#### Task instructions
The lines to copy are those in the listing below that contain the word "visibility".

#### Data records
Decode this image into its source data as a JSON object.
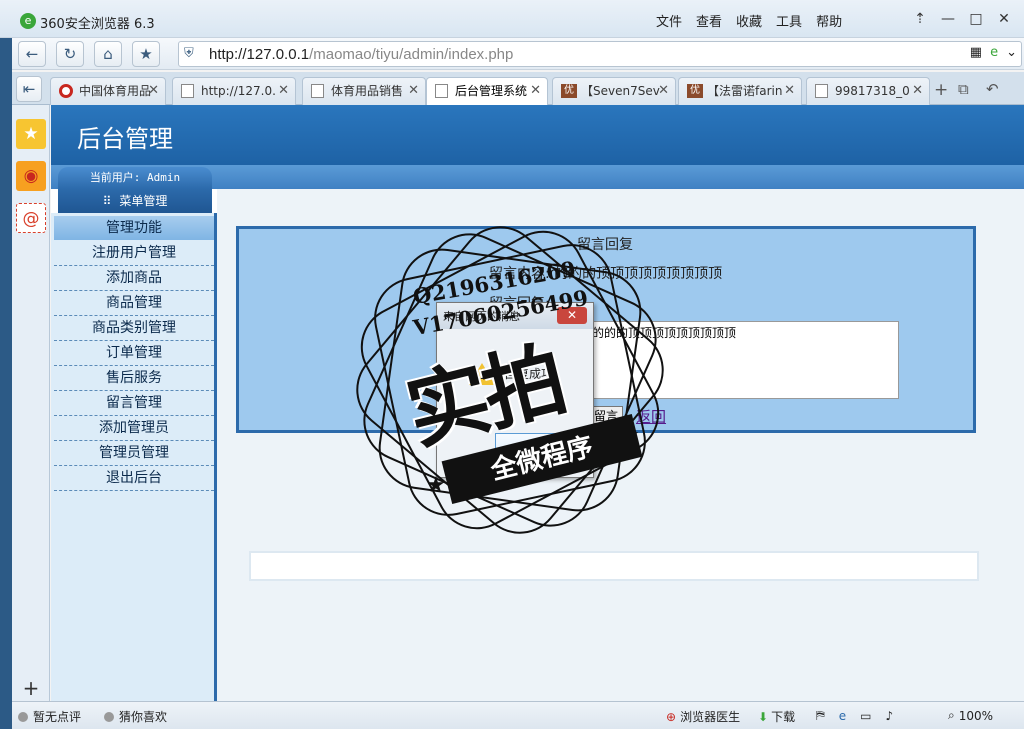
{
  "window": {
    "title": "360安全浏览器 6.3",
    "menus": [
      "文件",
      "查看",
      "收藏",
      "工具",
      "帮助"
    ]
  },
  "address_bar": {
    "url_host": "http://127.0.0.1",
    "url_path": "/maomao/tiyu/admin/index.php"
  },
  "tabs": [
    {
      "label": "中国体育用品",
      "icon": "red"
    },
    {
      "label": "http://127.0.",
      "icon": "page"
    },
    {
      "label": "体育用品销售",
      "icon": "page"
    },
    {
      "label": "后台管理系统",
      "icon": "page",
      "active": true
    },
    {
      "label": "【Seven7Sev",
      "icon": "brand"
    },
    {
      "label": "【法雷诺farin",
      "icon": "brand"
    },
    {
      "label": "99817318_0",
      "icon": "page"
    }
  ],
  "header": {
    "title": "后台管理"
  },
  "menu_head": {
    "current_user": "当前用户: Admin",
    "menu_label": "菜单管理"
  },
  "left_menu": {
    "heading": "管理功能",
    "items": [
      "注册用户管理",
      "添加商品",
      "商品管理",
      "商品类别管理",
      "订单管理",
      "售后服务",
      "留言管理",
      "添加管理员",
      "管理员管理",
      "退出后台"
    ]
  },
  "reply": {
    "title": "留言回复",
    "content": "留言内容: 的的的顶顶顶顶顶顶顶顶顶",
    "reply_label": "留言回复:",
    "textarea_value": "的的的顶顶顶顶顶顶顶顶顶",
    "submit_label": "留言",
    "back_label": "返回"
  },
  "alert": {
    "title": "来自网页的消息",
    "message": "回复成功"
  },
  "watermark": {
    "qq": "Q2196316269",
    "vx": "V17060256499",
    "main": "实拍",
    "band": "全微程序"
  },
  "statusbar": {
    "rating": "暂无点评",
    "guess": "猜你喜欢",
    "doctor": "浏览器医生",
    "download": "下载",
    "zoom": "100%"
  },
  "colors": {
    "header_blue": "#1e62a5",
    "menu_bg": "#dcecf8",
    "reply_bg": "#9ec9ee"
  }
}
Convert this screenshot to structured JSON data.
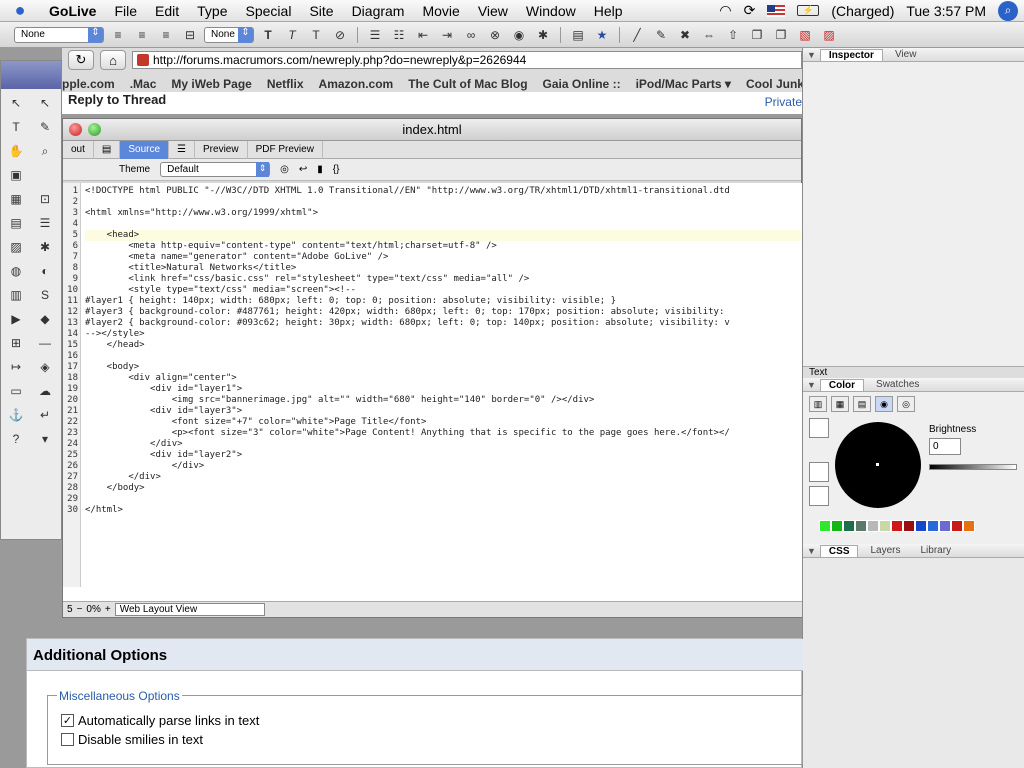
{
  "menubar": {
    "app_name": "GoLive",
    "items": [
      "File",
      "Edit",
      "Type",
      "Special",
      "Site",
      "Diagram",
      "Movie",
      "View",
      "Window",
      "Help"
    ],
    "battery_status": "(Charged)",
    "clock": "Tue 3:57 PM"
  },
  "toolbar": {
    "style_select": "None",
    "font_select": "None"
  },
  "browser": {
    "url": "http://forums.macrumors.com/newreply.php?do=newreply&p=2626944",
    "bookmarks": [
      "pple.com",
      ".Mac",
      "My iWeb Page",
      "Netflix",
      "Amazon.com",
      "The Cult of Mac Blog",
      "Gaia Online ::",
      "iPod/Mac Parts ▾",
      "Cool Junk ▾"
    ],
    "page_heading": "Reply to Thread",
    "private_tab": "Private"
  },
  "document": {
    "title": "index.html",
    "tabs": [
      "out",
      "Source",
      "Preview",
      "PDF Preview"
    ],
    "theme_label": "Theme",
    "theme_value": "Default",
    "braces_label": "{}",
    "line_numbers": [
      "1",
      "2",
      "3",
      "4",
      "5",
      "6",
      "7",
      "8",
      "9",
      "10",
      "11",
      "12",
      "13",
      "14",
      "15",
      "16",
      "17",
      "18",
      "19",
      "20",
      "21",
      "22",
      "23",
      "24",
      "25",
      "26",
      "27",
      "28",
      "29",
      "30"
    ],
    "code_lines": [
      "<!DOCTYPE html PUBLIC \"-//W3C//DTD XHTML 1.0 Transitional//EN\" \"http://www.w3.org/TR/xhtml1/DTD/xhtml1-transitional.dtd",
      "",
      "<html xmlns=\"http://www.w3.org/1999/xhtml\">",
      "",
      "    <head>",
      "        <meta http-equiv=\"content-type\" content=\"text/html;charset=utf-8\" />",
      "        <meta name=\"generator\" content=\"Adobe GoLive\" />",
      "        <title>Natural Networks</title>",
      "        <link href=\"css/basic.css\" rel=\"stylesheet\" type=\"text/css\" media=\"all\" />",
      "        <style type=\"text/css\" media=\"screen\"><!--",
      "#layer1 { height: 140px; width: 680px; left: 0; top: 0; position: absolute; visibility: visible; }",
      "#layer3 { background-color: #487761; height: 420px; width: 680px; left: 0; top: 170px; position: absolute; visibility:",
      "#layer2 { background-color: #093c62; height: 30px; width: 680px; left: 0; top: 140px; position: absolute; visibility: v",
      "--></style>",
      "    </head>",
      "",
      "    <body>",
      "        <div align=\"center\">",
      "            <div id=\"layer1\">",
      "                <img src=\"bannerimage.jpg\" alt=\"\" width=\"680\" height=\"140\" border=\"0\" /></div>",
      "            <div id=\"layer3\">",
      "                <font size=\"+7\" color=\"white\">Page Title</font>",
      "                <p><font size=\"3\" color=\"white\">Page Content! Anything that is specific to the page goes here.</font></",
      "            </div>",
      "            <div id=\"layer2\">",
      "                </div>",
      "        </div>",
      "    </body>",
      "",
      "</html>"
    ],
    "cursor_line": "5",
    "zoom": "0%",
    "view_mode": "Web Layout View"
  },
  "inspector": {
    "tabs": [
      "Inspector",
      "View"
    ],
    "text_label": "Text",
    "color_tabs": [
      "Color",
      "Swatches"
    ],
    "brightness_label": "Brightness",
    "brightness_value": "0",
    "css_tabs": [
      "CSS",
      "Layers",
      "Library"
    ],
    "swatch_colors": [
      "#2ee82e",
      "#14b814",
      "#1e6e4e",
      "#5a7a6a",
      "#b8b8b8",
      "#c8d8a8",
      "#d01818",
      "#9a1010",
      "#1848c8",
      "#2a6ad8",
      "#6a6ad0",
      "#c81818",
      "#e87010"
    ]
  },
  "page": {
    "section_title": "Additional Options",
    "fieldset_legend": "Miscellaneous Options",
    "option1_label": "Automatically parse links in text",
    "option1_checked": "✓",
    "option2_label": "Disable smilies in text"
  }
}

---

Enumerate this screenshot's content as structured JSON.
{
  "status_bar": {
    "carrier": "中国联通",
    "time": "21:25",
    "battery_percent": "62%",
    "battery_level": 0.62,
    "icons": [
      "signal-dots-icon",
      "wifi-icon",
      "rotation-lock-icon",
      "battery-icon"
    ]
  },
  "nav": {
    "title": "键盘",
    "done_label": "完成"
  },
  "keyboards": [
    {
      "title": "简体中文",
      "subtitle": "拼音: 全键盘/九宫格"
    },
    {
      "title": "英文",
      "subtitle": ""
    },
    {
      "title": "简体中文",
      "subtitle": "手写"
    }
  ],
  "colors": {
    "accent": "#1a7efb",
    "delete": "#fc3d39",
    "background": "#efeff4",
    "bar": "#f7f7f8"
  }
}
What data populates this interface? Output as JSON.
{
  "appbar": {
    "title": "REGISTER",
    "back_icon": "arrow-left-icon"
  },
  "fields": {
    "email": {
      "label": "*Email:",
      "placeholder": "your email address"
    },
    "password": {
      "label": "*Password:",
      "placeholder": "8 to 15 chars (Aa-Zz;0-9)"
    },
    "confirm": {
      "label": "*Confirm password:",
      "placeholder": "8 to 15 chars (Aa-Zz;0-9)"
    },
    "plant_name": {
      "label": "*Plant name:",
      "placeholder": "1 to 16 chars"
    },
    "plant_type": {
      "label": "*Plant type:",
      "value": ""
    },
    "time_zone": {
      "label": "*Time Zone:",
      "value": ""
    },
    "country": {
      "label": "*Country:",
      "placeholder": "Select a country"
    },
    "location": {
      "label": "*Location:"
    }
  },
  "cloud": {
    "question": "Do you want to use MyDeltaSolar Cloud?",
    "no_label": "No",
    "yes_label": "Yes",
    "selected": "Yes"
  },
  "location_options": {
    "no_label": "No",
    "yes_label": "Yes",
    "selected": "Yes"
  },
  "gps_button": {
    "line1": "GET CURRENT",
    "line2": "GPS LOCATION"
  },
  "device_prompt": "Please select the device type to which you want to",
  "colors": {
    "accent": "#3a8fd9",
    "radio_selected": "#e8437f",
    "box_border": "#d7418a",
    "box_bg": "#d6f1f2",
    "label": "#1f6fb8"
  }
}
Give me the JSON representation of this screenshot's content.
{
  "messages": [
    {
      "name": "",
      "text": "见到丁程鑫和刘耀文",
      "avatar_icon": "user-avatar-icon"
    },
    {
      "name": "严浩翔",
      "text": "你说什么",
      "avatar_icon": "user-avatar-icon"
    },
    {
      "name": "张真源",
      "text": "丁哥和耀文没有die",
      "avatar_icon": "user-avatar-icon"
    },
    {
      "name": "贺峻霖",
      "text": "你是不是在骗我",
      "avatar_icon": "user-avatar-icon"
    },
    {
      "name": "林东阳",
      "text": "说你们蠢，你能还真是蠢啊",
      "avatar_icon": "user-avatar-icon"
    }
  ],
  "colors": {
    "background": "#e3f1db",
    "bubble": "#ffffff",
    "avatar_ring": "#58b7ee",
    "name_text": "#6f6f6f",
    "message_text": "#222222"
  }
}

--

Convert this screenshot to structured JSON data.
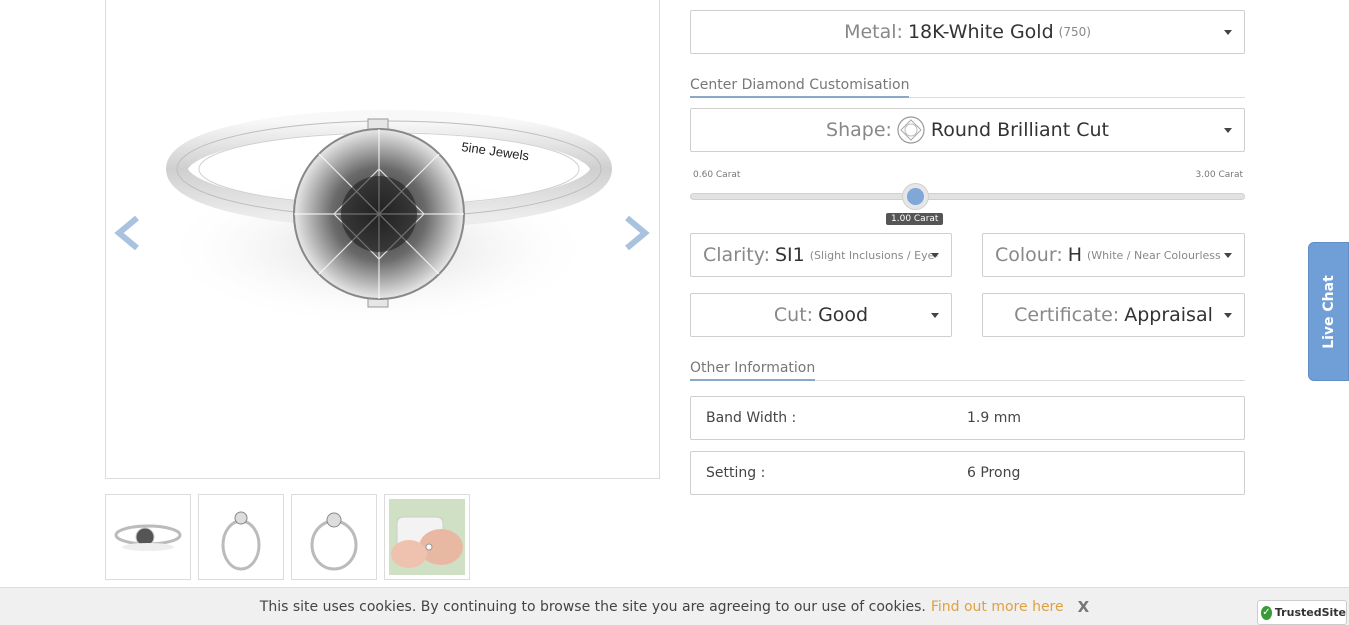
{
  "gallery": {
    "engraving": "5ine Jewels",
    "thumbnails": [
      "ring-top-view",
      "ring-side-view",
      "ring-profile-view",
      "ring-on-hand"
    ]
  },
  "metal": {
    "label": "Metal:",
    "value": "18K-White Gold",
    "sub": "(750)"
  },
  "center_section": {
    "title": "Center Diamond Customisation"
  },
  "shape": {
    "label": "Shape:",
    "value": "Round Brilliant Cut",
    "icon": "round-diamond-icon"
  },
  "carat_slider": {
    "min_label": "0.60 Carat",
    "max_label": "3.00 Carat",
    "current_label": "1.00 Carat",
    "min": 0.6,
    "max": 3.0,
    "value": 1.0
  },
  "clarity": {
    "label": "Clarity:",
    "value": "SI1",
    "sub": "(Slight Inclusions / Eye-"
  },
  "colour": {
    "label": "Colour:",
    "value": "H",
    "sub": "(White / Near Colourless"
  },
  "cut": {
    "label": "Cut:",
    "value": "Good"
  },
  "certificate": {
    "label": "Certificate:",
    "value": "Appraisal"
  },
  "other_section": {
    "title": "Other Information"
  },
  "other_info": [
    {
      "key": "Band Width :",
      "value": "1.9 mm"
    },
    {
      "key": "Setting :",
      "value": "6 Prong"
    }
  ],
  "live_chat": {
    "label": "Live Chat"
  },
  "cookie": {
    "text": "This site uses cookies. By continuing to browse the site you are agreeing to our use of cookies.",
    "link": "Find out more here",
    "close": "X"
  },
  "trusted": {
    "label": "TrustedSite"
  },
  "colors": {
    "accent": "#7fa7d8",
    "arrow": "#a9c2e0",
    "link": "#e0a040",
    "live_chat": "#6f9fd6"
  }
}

#### Solution for this exercise
      "#layer1 { height: 140px; width: 680px; left: 0; top: 0; position: absolute; visibility: visible; }",
      "#layer3 { background-color: #487761; height: 420px; width: 680px; left: 0; top: 170px; position: absolute; visibility:",
      "#layer2 { background-color: #093c62; height: 30px; width: 680px; left: 0; top: 140px; position: absolute; visibility: v",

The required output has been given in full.